### Data for processing
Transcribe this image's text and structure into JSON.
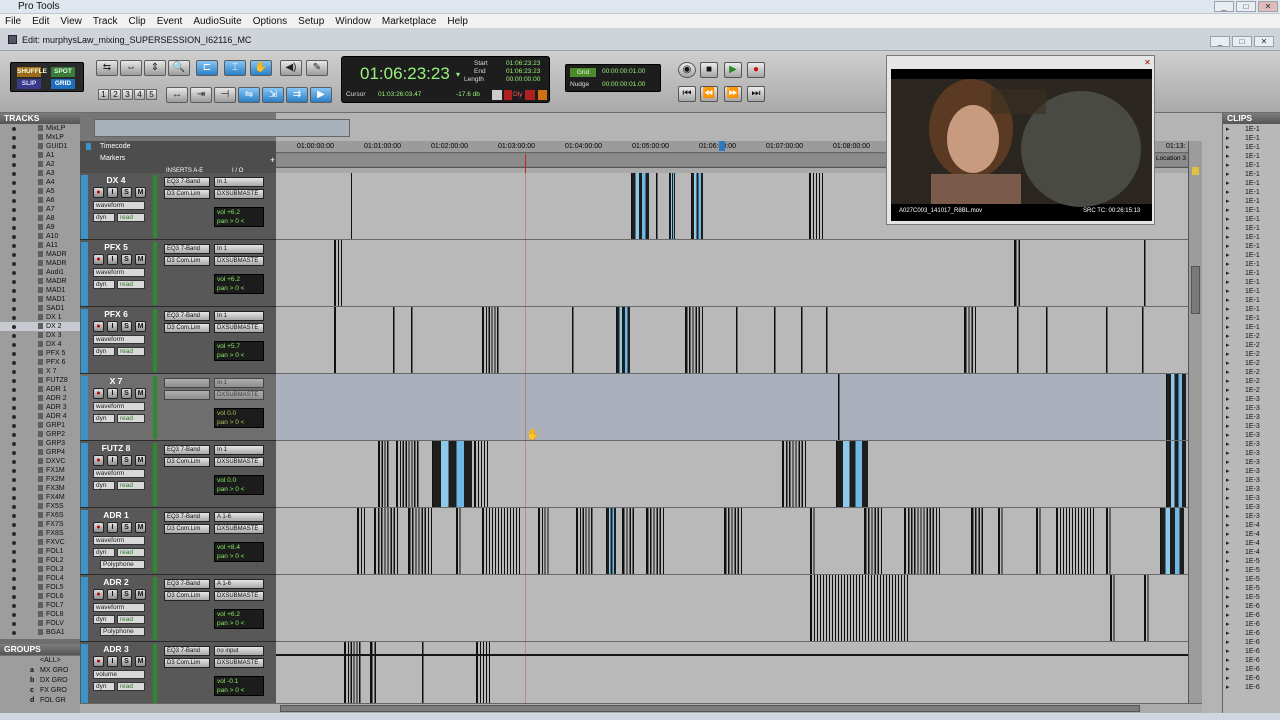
{
  "app": {
    "title": "Pro Tools"
  },
  "window_controls": {
    "minimize": "_",
    "maximize": "□",
    "close": "✕"
  },
  "menu": [
    "File",
    "Edit",
    "View",
    "Track",
    "Clip",
    "Event",
    "AudioSuite",
    "Options",
    "Setup",
    "Window",
    "Marketplace",
    "Help"
  ],
  "edit_window": {
    "title": "Edit: murphysLaw_mixing_SUPERSESSION_I62116_MC"
  },
  "edit_modes": {
    "shuffle": "SHUFFLE",
    "spot": "SPOT",
    "slip": "SLIP",
    "grid": "GRID"
  },
  "tool_numbers": [
    "1",
    "2",
    "3",
    "4",
    "5"
  ],
  "counter": {
    "main": "01:06:23:23",
    "start_label": "Start",
    "start": "01:06:23:23",
    "end_label": "End",
    "end": "01:06:23:23",
    "length_label": "Length",
    "length": "00:00:00:00",
    "cursor_label": "Cursor",
    "cursor": "01:03:26:03.47",
    "level": "-17.6 db",
    "dly_label": "Dly"
  },
  "grid": {
    "label": "Grid",
    "value": "00:00:00:01.00",
    "nudge_label": "Nudge",
    "nudge_value": "00:00:00:01.00"
  },
  "panels": {
    "tracks": "TRACKS",
    "groups": "GROUPS",
    "clips": "CLIPS"
  },
  "track_list": [
    {
      "name": "MixLP",
      "sel": false
    },
    {
      "name": "MxLP",
      "sel": false
    },
    {
      "name": "GUID1",
      "sel": false
    },
    {
      "name": "A1",
      "sel": false
    },
    {
      "name": "A2",
      "sel": false
    },
    {
      "name": "A3",
      "sel": false
    },
    {
      "name": "A4",
      "sel": false
    },
    {
      "name": "A5",
      "sel": false
    },
    {
      "name": "A6",
      "sel": false
    },
    {
      "name": "A7",
      "sel": false
    },
    {
      "name": "A8",
      "sel": false
    },
    {
      "name": "A9",
      "sel": false
    },
    {
      "name": "A10",
      "sel": false
    },
    {
      "name": "A11",
      "sel": false
    },
    {
      "name": "MADR",
      "sel": false
    },
    {
      "name": "MADR",
      "sel": false
    },
    {
      "name": "Audi1",
      "sel": false
    },
    {
      "name": "MADR",
      "sel": false
    },
    {
      "name": "MAD1",
      "sel": false
    },
    {
      "name": "MAD1",
      "sel": false
    },
    {
      "name": "SAD1",
      "sel": false
    },
    {
      "name": "DX 1",
      "sel": false
    },
    {
      "name": "DX 2",
      "sel": true
    },
    {
      "name": "DX 3",
      "sel": false
    },
    {
      "name": "DX 4",
      "sel": false
    },
    {
      "name": "PFX 5",
      "sel": false
    },
    {
      "name": "PFX 6",
      "sel": false
    },
    {
      "name": "X 7",
      "sel": false
    },
    {
      "name": "FUTZ8",
      "sel": false
    },
    {
      "name": "ADR 1",
      "sel": false
    },
    {
      "name": "ADR 2",
      "sel": false
    },
    {
      "name": "ADR 3",
      "sel": false
    },
    {
      "name": "ADR 4",
      "sel": false
    },
    {
      "name": "GRP1",
      "sel": false
    },
    {
      "name": "GRP2",
      "sel": false
    },
    {
      "name": "GRP3",
      "sel": false
    },
    {
      "name": "GRP4",
      "sel": false
    },
    {
      "name": "DXVC",
      "sel": false
    },
    {
      "name": "FX1M",
      "sel": false
    },
    {
      "name": "FX2M",
      "sel": false
    },
    {
      "name": "FX3M",
      "sel": false
    },
    {
      "name": "FX4M",
      "sel": false
    },
    {
      "name": "FX5S",
      "sel": false
    },
    {
      "name": "FX6S",
      "sel": false
    },
    {
      "name": "FX7S",
      "sel": false
    },
    {
      "name": "FX8S",
      "sel": false
    },
    {
      "name": "FXVC",
      "sel": false
    },
    {
      "name": "FOL1",
      "sel": false
    },
    {
      "name": "FOL2",
      "sel": false
    },
    {
      "name": "FOL3",
      "sel": false
    },
    {
      "name": "FOL4",
      "sel": false
    },
    {
      "name": "FOL5",
      "sel": false
    },
    {
      "name": "FOL6",
      "sel": false
    },
    {
      "name": "FOL7",
      "sel": false
    },
    {
      "name": "FOL8",
      "sel": false
    },
    {
      "name": "FOLV",
      "sel": false
    },
    {
      "name": "BGA1",
      "sel": false
    }
  ],
  "groups_list": [
    {
      "letter": "",
      "name": "<ALL>"
    },
    {
      "letter": "a",
      "name": "MX GRO"
    },
    {
      "letter": "b",
      "name": "DX GRO"
    },
    {
      "letter": "c",
      "name": "FX GRO"
    },
    {
      "letter": "d",
      "name": "FOL GR"
    }
  ],
  "column_headers": {
    "inserts": "INSERTS A-E",
    "io": "I / O",
    "timecode": "Timecode",
    "markers": "Markers"
  },
  "ruler_ticks": [
    "01:00:00:00",
    "01:01:00:00",
    "01:02:00:00",
    "01:03:00:00",
    "01:04:00:00",
    "01:05:00:00",
    "01:06:00:00",
    "01:07:00:00",
    "01:08:00:00",
    "01:13:"
  ],
  "location_marker": "Location 3",
  "tracks": [
    {
      "name": "DX 4",
      "insert1": "EQ3 7-Band",
      "insert2": "D3 Com.Lim",
      "io_in": "In 1",
      "io_out": "DXSUBMASTE",
      "view": "waveform",
      "dyn": "dyn",
      "auto": "read",
      "vol": "vol +6.2",
      "pan": "pan > 0 <",
      "inactive": false
    },
    {
      "name": "PFX 5",
      "insert1": "EQ3 7-Band",
      "insert2": "D3 Com.Lim",
      "io_in": "In 1",
      "io_out": "DXSUBMASTE",
      "view": "waveform",
      "dyn": "dyn",
      "auto": "read",
      "vol": "vol +6.2",
      "pan": "pan > 0 <",
      "inactive": false
    },
    {
      "name": "PFX 6",
      "insert1": "EQ3 7-Band",
      "insert2": "D3 Com.Lim",
      "io_in": "In 1",
      "io_out": "DXSUBMASTE",
      "view": "waveform",
      "dyn": "dyn",
      "auto": "read",
      "vol": "vol +5.7",
      "pan": "pan > 0 <",
      "inactive": false
    },
    {
      "name": "X 7",
      "insert1": "",
      "insert2": "",
      "io_in": "In 1",
      "io_out": "DXSUBMASTE",
      "view": "waveform",
      "dyn": "dyn",
      "auto": "read",
      "vol": "vol 0.0",
      "pan": "pan > 0 <",
      "inactive": true
    },
    {
      "name": "FUTZ 8",
      "insert1": "EQ3 7-Band",
      "insert2": "D3 Com.Lim",
      "io_in": "In 1",
      "io_out": "DXSUBMASTE",
      "view": "waveform",
      "dyn": "dyn",
      "auto": "read",
      "vol": "vol 0.0",
      "pan": "pan > 0 <",
      "inactive": false
    },
    {
      "name": "ADR 1",
      "insert1": "EQ3 7-Band",
      "insert2": "D3 Com.Lim",
      "io_in": "A 1-6",
      "io_out": "DXSUBMASTE",
      "view": "waveform",
      "dyn": "dyn",
      "auto": "read",
      "vol": "vol +8.4",
      "pan": "pan > 0 <",
      "extra": "Polyphone",
      "inactive": false
    },
    {
      "name": "ADR 2",
      "insert1": "EQ3 7-Band",
      "insert2": "D3 Com.Lim",
      "io_in": "A 1-6",
      "io_out": "DXSUBMASTE",
      "view": "waveform",
      "dyn": "dyn",
      "auto": "read",
      "vol": "vol +6.2",
      "pan": "pan > 0 <",
      "extra": "Polyphone",
      "inactive": false
    },
    {
      "name": "ADR 3",
      "insert1": "EQ3 7-Band",
      "insert2": "D3 Com.Lim",
      "io_in": "no input",
      "io_out": "DXSUBMASTE",
      "view": "volume",
      "dyn": "dyn",
      "auto": "read",
      "vol": "vol -0.1",
      "pan": "pan > 0 <",
      "inactive": false
    }
  ],
  "video": {
    "filename": "A027C003_141017_R8BL.mov",
    "src_tc": "SRC TC: 00:26:15:13"
  },
  "clips_list": [
    "1E-1",
    "1E-1",
    "1E-1",
    "1E-1",
    "1E-1",
    "1E-1",
    "1E-1",
    "1E-1",
    "1E-1",
    "1E-1",
    "1E-1",
    "1E-1",
    "1E-1",
    "1E-1",
    "1E-1",
    "1E-1",
    "1E-1",
    "1E-1",
    "1E-1",
    "1E-1",
    "1E-1",
    "1E-1",
    "1E-1",
    "1E-2",
    "1E-2",
    "1E-2",
    "1E-2",
    "1E-2",
    "1E-2",
    "1E-2",
    "1E-3",
    "1E-3",
    "1E-3",
    "1E-3",
    "1E-3",
    "1E-3",
    "1E-3",
    "1E-3",
    "1E-3",
    "1E-3",
    "1E-3",
    "1E-3",
    "1E-3",
    "1E-3",
    "1E-4",
    "1E-4",
    "1E-4",
    "1E-4",
    "1E-5",
    "1E-5",
    "1E-5",
    "1E-5",
    "1E-5",
    "1E-6",
    "1E-6",
    "1E-6",
    "1E-6",
    "1E-6",
    "1E-6",
    "1E-6",
    "1E-6",
    "1E-6",
    "1E-6"
  ],
  "colors": {
    "accent": "#3b93c8",
    "counter_text": "#9af37c",
    "playhead": "#d22020"
  }
}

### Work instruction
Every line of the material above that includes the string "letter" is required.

### Written answer
      "letter": "",
      "letter": "a",
      "letter": "b",
      "letter": "c",
      "letter": "d",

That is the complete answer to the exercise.